_YOUR TASK_
Give the number of lines in the entries below that contain "triangle". Write nothing besides it.

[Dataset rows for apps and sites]
-*-

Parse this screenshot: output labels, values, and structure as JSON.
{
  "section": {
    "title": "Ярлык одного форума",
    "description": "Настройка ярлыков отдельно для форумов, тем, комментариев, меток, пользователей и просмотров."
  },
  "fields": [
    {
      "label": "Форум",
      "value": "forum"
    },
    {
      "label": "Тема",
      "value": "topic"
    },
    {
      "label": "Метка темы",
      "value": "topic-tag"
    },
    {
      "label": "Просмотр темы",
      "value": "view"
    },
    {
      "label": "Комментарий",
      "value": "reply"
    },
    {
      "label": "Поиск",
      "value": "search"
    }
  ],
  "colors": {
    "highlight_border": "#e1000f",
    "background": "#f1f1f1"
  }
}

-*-

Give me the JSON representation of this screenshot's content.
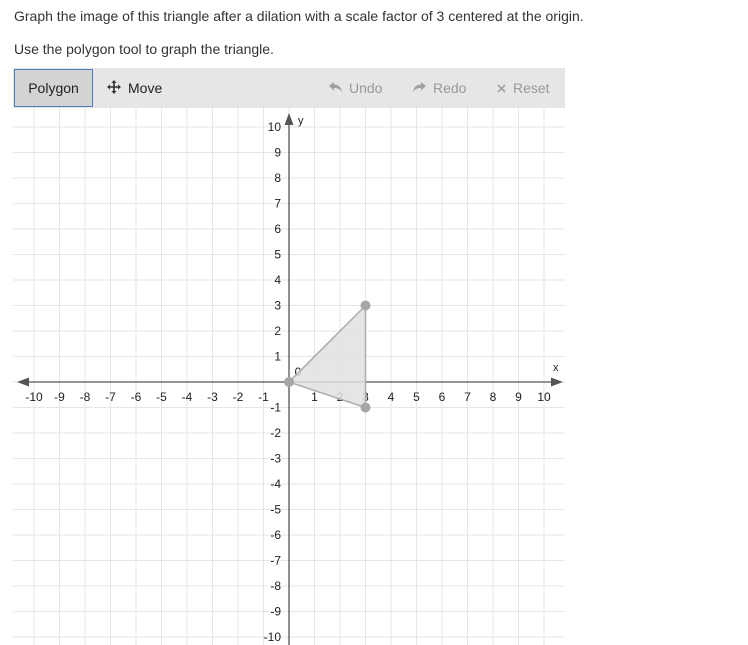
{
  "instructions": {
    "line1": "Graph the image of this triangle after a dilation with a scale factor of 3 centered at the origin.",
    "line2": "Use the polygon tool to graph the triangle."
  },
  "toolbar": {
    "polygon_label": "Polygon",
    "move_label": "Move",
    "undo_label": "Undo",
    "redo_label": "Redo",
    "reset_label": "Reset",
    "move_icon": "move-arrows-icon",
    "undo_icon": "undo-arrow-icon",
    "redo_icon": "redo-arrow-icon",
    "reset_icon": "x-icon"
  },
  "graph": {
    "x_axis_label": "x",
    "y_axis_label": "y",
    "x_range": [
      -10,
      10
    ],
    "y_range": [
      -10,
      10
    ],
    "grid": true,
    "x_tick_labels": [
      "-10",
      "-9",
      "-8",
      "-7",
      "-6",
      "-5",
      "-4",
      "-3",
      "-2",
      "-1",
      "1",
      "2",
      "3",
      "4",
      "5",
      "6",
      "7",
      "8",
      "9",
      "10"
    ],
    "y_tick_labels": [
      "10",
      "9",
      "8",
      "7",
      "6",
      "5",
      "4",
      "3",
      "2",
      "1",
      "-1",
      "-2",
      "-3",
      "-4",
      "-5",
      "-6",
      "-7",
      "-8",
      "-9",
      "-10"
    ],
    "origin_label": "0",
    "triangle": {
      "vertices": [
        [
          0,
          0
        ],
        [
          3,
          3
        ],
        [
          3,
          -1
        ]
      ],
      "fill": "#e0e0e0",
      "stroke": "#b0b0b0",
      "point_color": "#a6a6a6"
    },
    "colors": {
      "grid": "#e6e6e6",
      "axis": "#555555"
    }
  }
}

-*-

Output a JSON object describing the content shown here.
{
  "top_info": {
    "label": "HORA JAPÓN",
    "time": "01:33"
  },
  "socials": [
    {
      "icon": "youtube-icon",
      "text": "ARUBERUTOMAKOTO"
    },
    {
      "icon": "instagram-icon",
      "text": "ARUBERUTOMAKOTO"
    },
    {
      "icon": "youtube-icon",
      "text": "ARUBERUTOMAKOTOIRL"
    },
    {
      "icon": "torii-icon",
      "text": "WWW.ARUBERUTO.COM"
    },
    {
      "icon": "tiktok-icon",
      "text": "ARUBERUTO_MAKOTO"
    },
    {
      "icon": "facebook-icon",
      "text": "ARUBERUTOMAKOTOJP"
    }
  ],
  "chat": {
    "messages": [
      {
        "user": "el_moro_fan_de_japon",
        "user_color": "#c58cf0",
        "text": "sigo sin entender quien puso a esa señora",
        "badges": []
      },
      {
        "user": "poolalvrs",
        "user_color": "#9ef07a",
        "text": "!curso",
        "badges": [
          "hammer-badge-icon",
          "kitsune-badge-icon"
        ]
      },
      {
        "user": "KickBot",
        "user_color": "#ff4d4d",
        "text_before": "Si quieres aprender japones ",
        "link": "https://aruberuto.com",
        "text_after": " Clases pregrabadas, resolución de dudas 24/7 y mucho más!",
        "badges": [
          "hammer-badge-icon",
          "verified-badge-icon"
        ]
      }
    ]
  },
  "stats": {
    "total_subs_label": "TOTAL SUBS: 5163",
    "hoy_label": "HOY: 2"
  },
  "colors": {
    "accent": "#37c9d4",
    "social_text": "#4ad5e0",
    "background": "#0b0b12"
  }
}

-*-

_WRITTEN SOLUTION_
3